Assignment – Find the word "label" in the data. Return every line where it appears.

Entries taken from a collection
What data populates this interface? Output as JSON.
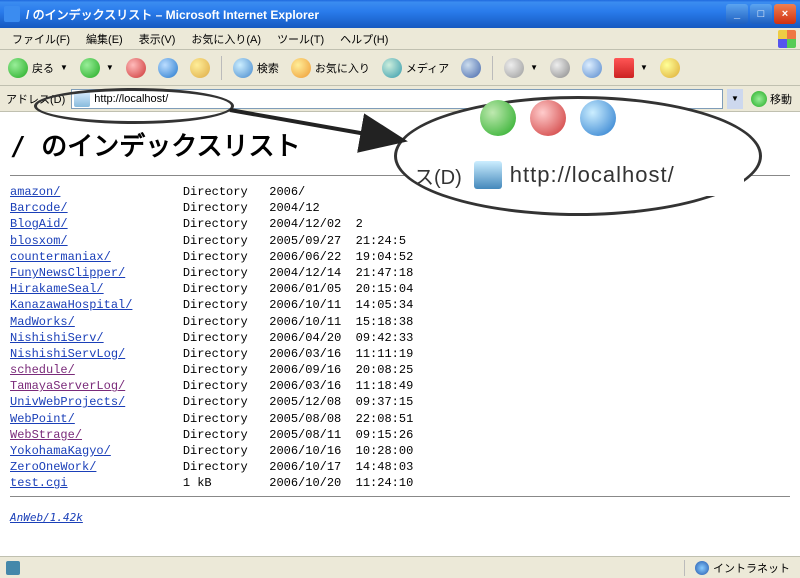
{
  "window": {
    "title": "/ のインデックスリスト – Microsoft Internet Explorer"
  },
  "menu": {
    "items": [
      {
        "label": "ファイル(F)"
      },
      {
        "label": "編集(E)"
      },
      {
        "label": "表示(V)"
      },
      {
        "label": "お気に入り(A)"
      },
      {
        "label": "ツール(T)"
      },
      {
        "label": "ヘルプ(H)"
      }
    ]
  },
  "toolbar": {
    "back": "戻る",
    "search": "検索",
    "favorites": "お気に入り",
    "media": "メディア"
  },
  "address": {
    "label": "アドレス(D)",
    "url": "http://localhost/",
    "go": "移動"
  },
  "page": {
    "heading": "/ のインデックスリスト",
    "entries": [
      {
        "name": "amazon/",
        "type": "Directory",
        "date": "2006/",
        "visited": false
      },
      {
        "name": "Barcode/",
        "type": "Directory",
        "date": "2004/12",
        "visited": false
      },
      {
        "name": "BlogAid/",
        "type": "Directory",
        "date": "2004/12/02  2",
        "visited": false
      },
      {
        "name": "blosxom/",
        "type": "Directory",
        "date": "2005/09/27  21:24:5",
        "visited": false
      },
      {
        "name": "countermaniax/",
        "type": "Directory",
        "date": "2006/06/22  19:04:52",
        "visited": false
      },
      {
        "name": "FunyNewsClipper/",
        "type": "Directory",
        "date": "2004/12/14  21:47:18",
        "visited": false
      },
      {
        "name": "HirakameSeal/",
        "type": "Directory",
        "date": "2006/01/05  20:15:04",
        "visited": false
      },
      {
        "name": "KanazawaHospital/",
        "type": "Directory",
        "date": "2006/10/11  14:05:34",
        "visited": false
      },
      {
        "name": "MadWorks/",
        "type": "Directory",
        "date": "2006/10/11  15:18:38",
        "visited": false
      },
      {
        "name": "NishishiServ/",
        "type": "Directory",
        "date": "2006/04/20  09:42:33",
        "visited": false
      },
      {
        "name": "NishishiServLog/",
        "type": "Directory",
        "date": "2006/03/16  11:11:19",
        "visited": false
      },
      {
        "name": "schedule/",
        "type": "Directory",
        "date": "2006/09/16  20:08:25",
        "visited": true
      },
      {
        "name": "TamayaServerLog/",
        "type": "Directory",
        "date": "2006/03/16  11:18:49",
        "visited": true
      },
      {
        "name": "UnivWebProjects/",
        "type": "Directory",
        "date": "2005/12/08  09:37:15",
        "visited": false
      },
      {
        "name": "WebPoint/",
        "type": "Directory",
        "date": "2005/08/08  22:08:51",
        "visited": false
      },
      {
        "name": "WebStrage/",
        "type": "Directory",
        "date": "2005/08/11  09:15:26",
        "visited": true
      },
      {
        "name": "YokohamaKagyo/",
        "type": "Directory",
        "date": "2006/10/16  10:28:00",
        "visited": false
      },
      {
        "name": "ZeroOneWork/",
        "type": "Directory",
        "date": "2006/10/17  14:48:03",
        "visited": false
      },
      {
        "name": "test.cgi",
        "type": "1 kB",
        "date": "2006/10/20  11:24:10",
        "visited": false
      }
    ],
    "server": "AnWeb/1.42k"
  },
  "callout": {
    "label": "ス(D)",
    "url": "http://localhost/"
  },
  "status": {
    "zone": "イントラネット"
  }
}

Answer space –
        "label": "ファイル(F)"
        "label": "編集(E)"
        "label": "表示(V)"
        "label": "お気に入り(A)"
        "label": "ツール(T)"
        "label": "ヘルプ(H)"
    "label": "アドレス(D)",
    "label": "ス(D)",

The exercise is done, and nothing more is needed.